Floating point Numbers can be formatted as a decimal number using DecimalFormat

   // rounded with one digit fractional part 
    String format = new DecimalFormat("0.#").format(4.3200);
    System.out.println(format); // 4.3

   // rounded with two digit fractional part 
    String format = new DecimalFormat("0.##").format(1.2323000);
    System.out.println(format); //1.23

    // formatting floating numbers to decimal number
    double dv = 123456789;
    System.out.println(dv); // 1.23456789E8
    String format =  new DecimalFormat("0").format(dv);
    System.out.println(format); //123456789

Strict Adherence to the IEEE Specification[edit | edit source]

By default, floating point operations on float and double do not strictly adhere to the rules of the IEEE 754 specification. An expression is allowed to use implementation-specific extensions to the range of these values; essentially allowing them to be more accurate than required.

strictfp disables this behavior. It is applied to a class, interface, or method, and applies to everything contained in it, such as classes, interfaces, methods, constructors, variable initializers, etc. With strictfp, the intermediate values of a floating-point expression must be within the float value set or the double value set. This causes the results of such expressions to be exactly those that the IEEE 754 specification predicts.

All constant expressions are implicitly strict, even if they aren't inside a strictfp scope.

Therefore, strictfp has the net effect of sometimes making certain corner case computations less accurate, and can also make floating point operations slower (as the CPU is now doing more work to ensure any native extra precision does not affect the result). However, it also causes the results to be exactly the same on all platforms. It is therefore useful in things like scientific programs, where reproducibility is more important than speed.

public class StrictFP { // No strictfp -> default lenient
    public strictfp float strict(float input) {
        return input * input / 3.4f; // Strictly adheres to the spec.
                                     // May be less accurate and may be slower.
    }

    public float lenient(float input) {
        return input * input / 3.4f; // Can sometimes be more accurate and faster,
                                     // but results may not be reproducable.
    }

    public static final strictfp class Ops { // strictfp affects all enclosed entities
        private StrictOps() {}
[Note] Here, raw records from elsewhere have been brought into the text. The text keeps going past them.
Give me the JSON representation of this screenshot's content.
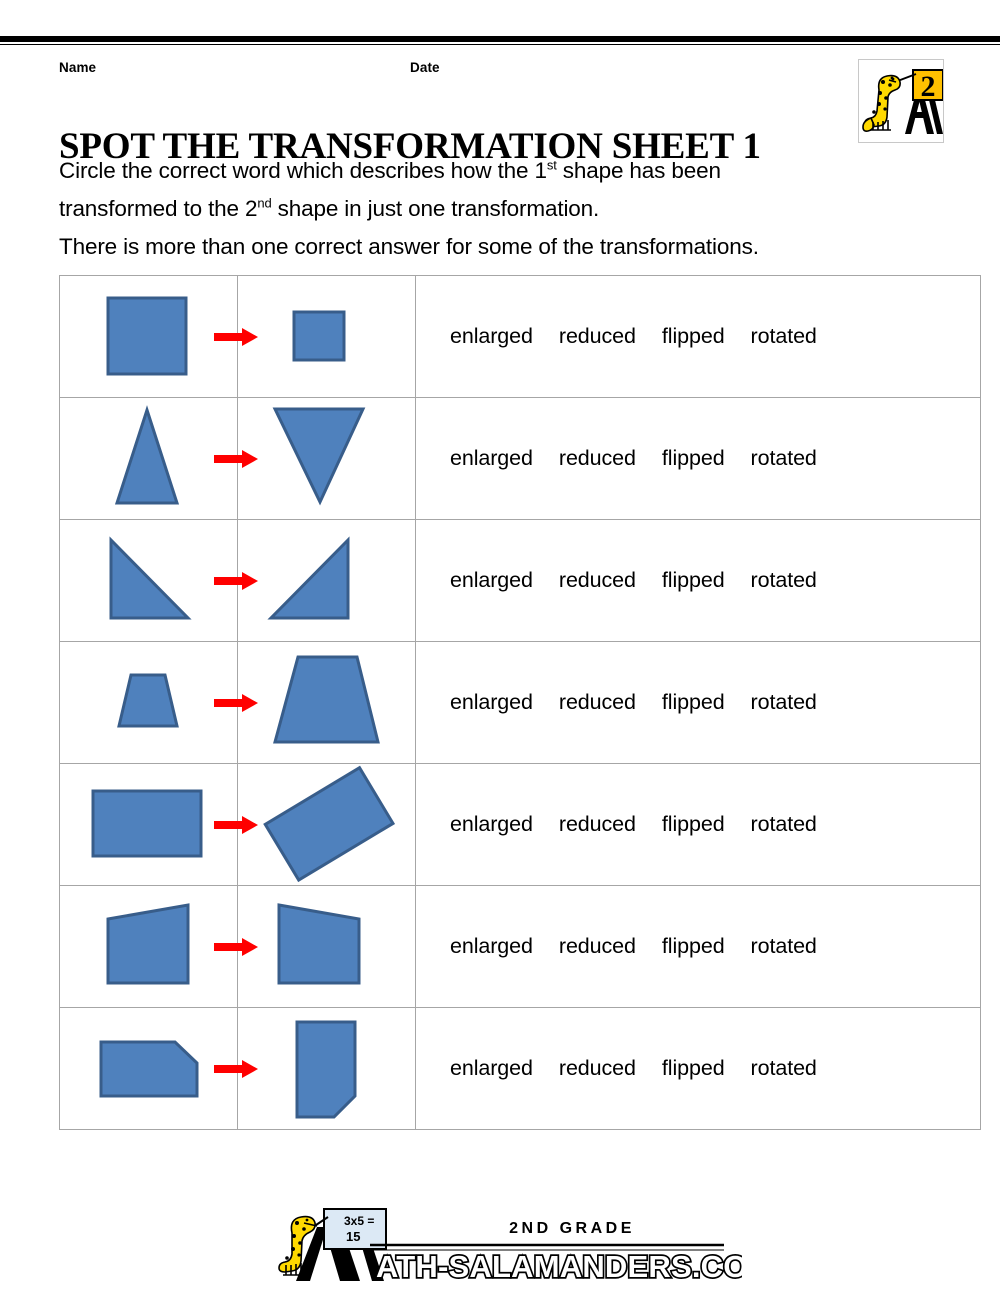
{
  "page": {
    "name_label": "Name",
    "date_label": "Date",
    "title": "SPOT THE TRANSFORMATION SHEET 1",
    "instructions": [
      "Circle the correct word which describes how the 1st shape has been",
      "transformed to the 2nd shape in just one transformation.",
      "There is more than one correct answer for some of the transformations."
    ],
    "instruction_line1_pre": "Circle the correct word which describes how the 1",
    "instruction_line1_sup": "st",
    "instruction_line1_post": " shape has been",
    "instruction_line2_pre": "transformed to the 2",
    "instruction_line2_sup": "nd",
    "instruction_line2_post": " shape in just one transformation.",
    "instruction_line3": "There is more than one correct answer for some of the transformations."
  },
  "header_logo": {
    "name": "math-salamanders-grade-badge",
    "grade_number": "2",
    "salamander_color": "#FFD900",
    "badge_color": "#FFC000"
  },
  "colors": {
    "shape_fill": "#4F81BD",
    "shape_stroke": "#385D8A",
    "arrow": "#FF0000",
    "table_border": "#A6A6A6",
    "rule": "#000000"
  },
  "answer_options": [
    "enlarged",
    "reduced",
    "flipped",
    "rotated"
  ],
  "rows": [
    {
      "index": 1,
      "shape_before": "large-square",
      "shape_after": "small-square",
      "transformation_hint": "reduced",
      "options": [
        "enlarged",
        "reduced",
        "flipped",
        "rotated"
      ]
    },
    {
      "index": 2,
      "shape_before": "triangle-up",
      "shape_after": "triangle-down",
      "transformation_hint": "flipped",
      "options": [
        "enlarged",
        "reduced",
        "flipped",
        "rotated"
      ]
    },
    {
      "index": 3,
      "shape_before": "right-triangle-left",
      "shape_after": "right-triangle-right",
      "transformation_hint": "flipped",
      "options": [
        "enlarged",
        "reduced",
        "flipped",
        "rotated"
      ]
    },
    {
      "index": 4,
      "shape_before": "small-trapezoid",
      "shape_after": "large-trapezoid",
      "transformation_hint": "enlarged",
      "options": [
        "enlarged",
        "reduced",
        "flipped",
        "rotated"
      ]
    },
    {
      "index": 5,
      "shape_before": "rectangle",
      "shape_after": "rotated-rectangle",
      "transformation_hint": "rotated",
      "options": [
        "enlarged",
        "reduced",
        "flipped",
        "rotated"
      ]
    },
    {
      "index": 6,
      "shape_before": "quadrilateral-right-high",
      "shape_after": "quadrilateral-left-high",
      "transformation_hint": "flipped",
      "options": [
        "enlarged",
        "reduced",
        "flipped",
        "rotated"
      ]
    },
    {
      "index": 7,
      "shape_before": "pentagon-horizontal",
      "shape_after": "pentagon-vertical",
      "transformation_hint": "rotated",
      "options": [
        "enlarged",
        "reduced",
        "flipped",
        "rotated"
      ]
    }
  ],
  "footer": {
    "grade_text": "2ND GRADE",
    "site_text": "MATH-SALAMANDERS.COM",
    "whiteboard_line1": "3x5 =",
    "whiteboard_line2": "15"
  }
}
        public static div(double dividend, double divisor) { // implicitly strictfp
            return dividend / divisor;
        }
    }
}

Credit:Stack_Overflow_Documentation